Washington awards 89 pledged delegates – 31 for the statewide vote and 58 from its congressional districts – while Idaho awards 20 delegates, seven for the statewide vote and 13 from congressional districts. Recent polling suggests Sanders can win those two states.
Biden leads the race so far with 670 total delegates while Sanders trails with 574, according to an Associated Press tracker. A candidate needs to secure 1,991 delegates to win the Democratic presidential nomination.
Former New York City Mayor Mike Bloomberg, one of the post-Super Tuesday dropouts, has pledged to throw his support behind Biden. Massachusetts Senator Elizabeth Warren, who exited the race last Thursday, has yet to make an endorsement.
Congresswoman Rashida Tlaib, D-Mich., fired up supporters at a Sanders rally in Detroit with an emotional speech last Friday. Detroit City Council President Pro Tempore Mary Sheffield also pledged her support for Sanders and a grassroots organization called Detroit Action that seeks to contact 40,000 minority voters before the primary and 275,000 before the November election.
Former presidential candidate Jesse Jackson, whom Sanders endorsed during his 1988 run, returned the favor and endorsed Sanders over the weekend.
“The Biden campaign has not reached out to me or asked for my support,” Jackson said at a rally in Grand Rapids on Sunday. “The Sanders campaign has, and they responded to the issues I raised.”
John Mogk, law professor at Wayne State University in Detroit, thinks Biden will be able to pull off a big win in the Michigan primary.
“I think it’s his to lose at this point,” he said.
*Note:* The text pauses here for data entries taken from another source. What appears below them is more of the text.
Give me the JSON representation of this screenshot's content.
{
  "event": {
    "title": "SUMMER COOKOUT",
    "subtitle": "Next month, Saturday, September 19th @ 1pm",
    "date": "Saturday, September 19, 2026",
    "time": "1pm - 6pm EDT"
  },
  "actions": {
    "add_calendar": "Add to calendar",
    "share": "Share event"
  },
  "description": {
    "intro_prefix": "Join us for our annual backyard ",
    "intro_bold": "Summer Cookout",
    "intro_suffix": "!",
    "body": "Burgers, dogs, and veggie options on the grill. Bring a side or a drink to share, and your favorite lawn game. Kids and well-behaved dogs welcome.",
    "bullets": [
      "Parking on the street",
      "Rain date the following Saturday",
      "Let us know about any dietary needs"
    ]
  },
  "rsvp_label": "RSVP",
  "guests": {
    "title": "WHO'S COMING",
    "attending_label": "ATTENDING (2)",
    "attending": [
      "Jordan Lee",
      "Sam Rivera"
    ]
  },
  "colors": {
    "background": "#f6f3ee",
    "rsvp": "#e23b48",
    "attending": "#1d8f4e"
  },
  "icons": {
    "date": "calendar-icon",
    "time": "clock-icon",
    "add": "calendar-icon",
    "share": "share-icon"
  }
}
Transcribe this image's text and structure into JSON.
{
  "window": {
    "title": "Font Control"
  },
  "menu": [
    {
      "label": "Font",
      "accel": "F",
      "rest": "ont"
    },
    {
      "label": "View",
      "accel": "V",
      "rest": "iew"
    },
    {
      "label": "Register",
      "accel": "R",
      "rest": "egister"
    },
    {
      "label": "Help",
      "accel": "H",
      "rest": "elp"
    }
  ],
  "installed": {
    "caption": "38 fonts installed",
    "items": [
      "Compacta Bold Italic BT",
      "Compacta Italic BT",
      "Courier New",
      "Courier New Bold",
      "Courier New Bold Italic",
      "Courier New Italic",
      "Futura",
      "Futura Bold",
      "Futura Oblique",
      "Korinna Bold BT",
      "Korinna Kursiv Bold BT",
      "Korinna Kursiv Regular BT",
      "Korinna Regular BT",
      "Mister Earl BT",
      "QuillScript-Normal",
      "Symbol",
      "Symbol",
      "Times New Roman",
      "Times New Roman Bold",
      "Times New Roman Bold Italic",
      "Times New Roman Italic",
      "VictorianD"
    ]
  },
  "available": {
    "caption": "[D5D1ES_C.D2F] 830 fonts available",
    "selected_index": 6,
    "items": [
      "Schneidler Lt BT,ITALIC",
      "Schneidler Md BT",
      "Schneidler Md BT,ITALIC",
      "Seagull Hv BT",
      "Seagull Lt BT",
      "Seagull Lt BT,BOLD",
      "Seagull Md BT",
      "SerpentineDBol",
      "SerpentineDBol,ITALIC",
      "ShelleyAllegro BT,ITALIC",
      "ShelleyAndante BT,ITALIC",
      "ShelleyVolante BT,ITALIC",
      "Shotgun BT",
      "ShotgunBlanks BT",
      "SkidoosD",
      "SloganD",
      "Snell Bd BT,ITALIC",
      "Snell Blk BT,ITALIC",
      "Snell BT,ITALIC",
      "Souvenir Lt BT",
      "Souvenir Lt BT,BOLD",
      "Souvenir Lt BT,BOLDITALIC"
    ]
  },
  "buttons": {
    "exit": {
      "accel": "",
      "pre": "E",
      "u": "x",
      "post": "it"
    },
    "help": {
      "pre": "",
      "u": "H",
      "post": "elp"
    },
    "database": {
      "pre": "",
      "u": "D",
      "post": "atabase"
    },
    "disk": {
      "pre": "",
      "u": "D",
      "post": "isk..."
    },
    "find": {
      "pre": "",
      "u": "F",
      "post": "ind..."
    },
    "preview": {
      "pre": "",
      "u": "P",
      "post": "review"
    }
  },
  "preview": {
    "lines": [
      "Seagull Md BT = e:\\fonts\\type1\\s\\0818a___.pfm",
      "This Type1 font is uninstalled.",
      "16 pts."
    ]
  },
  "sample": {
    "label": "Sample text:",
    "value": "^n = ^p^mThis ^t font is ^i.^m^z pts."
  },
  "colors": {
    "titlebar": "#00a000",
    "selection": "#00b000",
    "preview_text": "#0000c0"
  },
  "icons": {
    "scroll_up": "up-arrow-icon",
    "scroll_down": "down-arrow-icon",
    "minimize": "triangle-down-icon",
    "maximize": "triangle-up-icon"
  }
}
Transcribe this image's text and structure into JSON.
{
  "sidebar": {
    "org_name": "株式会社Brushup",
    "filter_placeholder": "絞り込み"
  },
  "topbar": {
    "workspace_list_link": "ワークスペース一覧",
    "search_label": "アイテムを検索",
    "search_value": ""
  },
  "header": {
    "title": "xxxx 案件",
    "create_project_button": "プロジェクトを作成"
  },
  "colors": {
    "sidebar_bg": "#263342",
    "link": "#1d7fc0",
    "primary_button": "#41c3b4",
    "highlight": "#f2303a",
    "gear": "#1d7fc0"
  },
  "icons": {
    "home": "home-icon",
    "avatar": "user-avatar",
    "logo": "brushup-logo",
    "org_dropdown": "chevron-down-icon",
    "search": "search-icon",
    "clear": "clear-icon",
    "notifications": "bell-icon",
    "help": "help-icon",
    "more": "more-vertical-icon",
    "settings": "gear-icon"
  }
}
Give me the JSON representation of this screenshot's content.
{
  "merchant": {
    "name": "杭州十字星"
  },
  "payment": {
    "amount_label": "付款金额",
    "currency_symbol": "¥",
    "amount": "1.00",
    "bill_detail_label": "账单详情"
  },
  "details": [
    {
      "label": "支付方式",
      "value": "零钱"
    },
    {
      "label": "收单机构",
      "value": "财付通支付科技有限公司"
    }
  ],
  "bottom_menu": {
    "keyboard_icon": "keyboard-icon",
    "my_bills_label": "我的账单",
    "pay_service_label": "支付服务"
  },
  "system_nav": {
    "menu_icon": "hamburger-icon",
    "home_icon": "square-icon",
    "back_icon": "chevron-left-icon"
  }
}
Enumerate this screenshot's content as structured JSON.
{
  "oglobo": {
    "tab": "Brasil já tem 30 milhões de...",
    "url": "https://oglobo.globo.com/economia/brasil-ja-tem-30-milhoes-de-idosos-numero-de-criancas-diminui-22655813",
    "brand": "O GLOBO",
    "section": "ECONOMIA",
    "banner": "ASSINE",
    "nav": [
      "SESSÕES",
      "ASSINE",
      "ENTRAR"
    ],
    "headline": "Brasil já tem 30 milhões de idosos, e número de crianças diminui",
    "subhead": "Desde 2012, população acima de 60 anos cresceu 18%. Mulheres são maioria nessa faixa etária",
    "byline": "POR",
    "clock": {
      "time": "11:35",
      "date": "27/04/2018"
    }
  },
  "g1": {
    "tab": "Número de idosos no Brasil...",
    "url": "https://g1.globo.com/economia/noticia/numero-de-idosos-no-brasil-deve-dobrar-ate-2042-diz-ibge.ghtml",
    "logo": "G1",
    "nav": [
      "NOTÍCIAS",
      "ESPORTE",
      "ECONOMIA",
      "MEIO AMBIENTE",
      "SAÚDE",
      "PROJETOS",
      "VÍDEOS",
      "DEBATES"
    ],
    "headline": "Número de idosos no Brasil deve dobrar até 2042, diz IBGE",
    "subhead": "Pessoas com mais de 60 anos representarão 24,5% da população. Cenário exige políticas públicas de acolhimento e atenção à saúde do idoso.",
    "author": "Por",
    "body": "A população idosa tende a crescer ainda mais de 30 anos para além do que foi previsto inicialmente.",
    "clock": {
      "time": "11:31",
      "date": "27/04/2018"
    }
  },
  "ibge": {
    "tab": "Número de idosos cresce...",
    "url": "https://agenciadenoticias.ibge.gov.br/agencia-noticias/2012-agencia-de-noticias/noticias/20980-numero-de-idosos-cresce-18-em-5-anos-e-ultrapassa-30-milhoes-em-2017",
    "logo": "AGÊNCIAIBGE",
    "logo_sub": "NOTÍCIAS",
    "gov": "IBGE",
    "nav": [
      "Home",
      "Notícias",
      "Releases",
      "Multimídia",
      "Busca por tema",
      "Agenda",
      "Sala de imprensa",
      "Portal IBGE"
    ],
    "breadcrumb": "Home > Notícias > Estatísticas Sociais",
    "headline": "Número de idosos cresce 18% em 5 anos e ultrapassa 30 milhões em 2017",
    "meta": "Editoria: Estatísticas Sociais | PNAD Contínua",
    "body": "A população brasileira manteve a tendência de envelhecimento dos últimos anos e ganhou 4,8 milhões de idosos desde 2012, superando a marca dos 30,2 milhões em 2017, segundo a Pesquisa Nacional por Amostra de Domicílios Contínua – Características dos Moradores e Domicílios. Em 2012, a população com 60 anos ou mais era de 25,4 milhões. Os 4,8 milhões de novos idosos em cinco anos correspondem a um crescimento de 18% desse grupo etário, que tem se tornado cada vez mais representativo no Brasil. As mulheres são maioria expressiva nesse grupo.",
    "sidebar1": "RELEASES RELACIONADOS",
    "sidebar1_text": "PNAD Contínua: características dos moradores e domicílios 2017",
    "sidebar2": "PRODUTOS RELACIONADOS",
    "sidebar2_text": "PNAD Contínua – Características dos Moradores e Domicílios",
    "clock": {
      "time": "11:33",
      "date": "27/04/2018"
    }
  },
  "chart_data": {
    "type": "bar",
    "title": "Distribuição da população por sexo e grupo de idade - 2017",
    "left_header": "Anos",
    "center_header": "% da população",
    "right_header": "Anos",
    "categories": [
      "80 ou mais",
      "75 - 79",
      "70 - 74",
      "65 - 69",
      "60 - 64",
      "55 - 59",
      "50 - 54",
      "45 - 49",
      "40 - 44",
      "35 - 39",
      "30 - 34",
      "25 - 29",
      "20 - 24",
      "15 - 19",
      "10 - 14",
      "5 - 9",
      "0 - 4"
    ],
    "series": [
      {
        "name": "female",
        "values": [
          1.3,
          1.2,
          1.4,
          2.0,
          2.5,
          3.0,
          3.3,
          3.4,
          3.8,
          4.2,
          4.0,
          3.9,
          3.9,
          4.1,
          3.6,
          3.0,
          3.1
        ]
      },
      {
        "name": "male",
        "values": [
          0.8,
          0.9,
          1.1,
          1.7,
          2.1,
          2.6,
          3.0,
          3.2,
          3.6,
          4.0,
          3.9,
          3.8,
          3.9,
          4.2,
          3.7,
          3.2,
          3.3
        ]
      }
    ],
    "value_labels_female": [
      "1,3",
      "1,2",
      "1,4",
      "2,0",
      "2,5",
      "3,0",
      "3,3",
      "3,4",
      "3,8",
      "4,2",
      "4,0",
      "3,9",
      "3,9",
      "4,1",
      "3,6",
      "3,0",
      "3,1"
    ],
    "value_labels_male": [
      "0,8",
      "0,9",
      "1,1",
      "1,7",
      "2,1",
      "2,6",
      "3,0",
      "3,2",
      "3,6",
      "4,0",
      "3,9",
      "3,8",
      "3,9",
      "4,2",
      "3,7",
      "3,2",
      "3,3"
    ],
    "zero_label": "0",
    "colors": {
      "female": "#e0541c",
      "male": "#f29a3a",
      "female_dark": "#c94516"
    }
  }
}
Sanders narrowly won the 2016 Michigan primary over Democratic rival Hillary Clinton by less than 18,000 votes in what was a stunning victory, considering the polling predicted an easy victory for the former Secretary of State.
Mogk suggested that magic may not be as strong this time around.
“Biden appears to have the momentum and strength to overcome whatever Bernie is able to muster to continue his campaign,” he said.
Recent polling published by The Detroit Free Press shows Biden with a commanding lead of 24 points in Michigan, 51% to 27%.
Former Secretary of State John Kerry was among the high-profile supporters who stumped for Biden over the weekend in a flurry of events. The Free Press reported he stopped in the Detroit suburb of Farmington Hills to appeal to Jewish community leaders.
“He’s always been the guy who’s been fighting for the middle class, and people struggling to get into the middle class.” Kerry told supporters.
Biden secured another endorsement from California Senator Kamala Harris, a former primary rival. Minnesota Senator Amy Klobuchar also pitched in to help Biden with a visit to Michigan.
Klobuchar dropped out of the race right before Super Tuesday and helped push the former vice president to a decisive victory in her home state.
“I cannot think of a better way to end it than joining Joe Biden,” she told a group of supporters in Southfield about the conclusion of her campaign, according to the Free Press.
Mogk thinks Klobuchar would be a wise pick for vice president if Biden secures the nomination.
“[She] is from the Midwest and does well on the stump,” he said, adding Klobuchar “has experience on The Hill she could bring to the office of the president.”
Sanders had help Sunday from Congresswoman Alexandria Ocasio-Cortez, D-N.Y., who flew in for an event on the University of Michigan campus in Ann Arbor.
How voters feel about health care could be the make or break issue in the primary contest. Sanders supporters are all in on government-run health care as well as a historical reshaping of tax laws while Biden supporters are considered more moderate on reforms.
Regardless of who secures the nomination, polling suggests the Democratic candidate has a chance to unseat President Trump. Both Sanders and Biden lead in polls against the president in Michigan.
If Biden secures the nomination, Mogk thinks we’ll see more of former President Barack Obama in the coming months to support his friend and former running mate.
“He’s most anxious to preserve his legacy, to move the country in the direction he had shaped. He sees Joe Biden as carrying on his work,” he said.